ASSIGNMENT >> All lines in the records below that hold "Jalan" are to be shown.

DATA TO USE >>
####

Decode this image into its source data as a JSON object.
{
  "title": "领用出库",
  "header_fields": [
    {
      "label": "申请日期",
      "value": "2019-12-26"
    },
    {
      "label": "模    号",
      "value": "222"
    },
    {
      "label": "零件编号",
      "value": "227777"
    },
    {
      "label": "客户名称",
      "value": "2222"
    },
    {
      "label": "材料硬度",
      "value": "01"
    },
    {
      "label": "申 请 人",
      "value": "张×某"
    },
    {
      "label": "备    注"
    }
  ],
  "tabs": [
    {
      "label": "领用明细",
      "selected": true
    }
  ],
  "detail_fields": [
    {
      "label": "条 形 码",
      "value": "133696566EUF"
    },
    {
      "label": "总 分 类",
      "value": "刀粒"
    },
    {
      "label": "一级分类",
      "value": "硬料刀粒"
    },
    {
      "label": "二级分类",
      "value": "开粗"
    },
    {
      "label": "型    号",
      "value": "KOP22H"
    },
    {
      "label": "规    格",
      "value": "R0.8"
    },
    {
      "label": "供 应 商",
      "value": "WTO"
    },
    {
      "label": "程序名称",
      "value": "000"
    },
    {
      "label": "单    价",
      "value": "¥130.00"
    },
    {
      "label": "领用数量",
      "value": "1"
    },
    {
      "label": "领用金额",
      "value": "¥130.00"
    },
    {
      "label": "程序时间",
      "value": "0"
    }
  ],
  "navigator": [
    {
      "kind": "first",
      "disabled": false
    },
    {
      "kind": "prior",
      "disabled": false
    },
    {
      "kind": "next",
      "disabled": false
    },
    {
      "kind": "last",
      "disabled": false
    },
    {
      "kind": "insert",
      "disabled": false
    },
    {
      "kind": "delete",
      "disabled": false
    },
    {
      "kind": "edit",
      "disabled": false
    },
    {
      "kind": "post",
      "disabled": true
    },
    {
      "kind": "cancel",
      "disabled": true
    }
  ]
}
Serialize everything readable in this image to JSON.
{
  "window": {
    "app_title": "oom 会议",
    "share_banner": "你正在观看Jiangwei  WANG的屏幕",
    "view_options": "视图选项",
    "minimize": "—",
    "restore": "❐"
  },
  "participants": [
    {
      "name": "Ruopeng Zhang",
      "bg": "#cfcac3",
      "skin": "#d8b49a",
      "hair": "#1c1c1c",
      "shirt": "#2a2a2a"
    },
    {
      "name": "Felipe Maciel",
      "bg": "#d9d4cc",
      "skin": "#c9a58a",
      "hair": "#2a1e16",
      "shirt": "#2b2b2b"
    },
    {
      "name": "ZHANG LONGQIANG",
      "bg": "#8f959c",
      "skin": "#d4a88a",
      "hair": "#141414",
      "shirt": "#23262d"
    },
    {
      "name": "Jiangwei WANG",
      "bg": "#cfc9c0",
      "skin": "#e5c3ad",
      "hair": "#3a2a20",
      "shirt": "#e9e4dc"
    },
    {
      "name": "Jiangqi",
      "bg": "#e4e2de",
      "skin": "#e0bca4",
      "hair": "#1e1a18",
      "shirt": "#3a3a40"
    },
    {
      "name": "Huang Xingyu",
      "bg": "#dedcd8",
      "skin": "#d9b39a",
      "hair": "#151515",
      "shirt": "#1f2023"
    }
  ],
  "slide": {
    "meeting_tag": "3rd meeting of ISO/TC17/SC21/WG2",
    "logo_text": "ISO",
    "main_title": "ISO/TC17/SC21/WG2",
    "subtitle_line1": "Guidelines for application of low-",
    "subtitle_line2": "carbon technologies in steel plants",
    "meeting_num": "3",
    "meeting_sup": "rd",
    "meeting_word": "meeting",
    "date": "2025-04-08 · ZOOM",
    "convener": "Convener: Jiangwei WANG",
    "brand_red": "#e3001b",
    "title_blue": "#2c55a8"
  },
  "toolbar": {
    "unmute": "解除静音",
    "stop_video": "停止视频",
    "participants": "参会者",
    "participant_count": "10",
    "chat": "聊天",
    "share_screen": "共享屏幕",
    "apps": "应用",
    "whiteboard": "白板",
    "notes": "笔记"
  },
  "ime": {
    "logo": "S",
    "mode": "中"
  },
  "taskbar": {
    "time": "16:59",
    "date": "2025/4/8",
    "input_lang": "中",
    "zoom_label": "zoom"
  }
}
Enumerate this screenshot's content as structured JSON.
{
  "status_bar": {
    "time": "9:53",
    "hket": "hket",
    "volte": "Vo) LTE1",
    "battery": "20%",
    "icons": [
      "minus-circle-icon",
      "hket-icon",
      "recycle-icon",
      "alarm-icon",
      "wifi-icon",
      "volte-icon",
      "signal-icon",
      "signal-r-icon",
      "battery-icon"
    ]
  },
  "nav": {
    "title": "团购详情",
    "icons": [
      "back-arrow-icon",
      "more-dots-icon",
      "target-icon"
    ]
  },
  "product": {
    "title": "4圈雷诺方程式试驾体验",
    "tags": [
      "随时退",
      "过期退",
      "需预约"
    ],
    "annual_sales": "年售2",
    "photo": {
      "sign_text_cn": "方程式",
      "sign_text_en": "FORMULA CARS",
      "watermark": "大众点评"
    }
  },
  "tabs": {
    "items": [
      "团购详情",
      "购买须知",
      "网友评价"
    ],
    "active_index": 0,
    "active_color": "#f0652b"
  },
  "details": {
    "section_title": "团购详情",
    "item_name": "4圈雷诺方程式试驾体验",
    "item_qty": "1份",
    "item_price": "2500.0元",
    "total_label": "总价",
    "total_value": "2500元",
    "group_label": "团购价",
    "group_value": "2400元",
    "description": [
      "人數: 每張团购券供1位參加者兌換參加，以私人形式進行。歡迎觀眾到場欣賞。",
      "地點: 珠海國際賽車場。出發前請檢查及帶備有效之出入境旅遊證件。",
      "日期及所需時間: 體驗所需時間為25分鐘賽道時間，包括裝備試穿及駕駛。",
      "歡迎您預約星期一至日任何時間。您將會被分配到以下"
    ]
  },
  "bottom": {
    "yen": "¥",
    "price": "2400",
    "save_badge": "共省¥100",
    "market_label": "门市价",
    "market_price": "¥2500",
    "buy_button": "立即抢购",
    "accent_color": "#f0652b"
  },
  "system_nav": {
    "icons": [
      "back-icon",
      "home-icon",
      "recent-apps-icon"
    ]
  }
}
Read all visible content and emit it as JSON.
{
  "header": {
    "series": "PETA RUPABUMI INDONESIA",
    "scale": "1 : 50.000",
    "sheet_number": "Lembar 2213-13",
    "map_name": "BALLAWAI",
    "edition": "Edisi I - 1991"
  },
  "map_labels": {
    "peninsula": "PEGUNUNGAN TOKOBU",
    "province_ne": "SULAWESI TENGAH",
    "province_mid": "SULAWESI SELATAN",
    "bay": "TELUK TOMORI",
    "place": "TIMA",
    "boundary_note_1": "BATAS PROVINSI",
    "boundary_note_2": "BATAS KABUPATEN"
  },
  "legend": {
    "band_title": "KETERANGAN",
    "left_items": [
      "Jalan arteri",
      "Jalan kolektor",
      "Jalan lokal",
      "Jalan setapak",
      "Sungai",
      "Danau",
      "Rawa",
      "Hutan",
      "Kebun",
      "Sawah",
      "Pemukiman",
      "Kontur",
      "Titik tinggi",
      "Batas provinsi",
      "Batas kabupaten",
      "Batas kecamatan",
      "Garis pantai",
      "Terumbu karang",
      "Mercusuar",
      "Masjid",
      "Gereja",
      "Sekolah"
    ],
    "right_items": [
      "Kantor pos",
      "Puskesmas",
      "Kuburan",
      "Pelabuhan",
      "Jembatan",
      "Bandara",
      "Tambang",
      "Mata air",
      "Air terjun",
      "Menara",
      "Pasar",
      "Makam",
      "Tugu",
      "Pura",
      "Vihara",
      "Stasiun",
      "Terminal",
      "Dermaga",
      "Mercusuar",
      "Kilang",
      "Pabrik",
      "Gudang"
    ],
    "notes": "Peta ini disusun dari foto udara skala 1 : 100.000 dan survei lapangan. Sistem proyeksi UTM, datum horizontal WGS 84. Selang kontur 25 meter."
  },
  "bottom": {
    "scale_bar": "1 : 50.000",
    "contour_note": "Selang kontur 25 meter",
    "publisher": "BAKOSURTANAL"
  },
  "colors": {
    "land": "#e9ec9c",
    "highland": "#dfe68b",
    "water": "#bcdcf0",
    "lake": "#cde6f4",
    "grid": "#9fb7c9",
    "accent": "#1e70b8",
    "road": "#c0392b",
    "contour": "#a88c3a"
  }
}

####

EXPECTED OUTPUT >>
      "Jalan arteri",
      "Jalan kolektor",
      "Jalan lokal",
      "Jalan setapak",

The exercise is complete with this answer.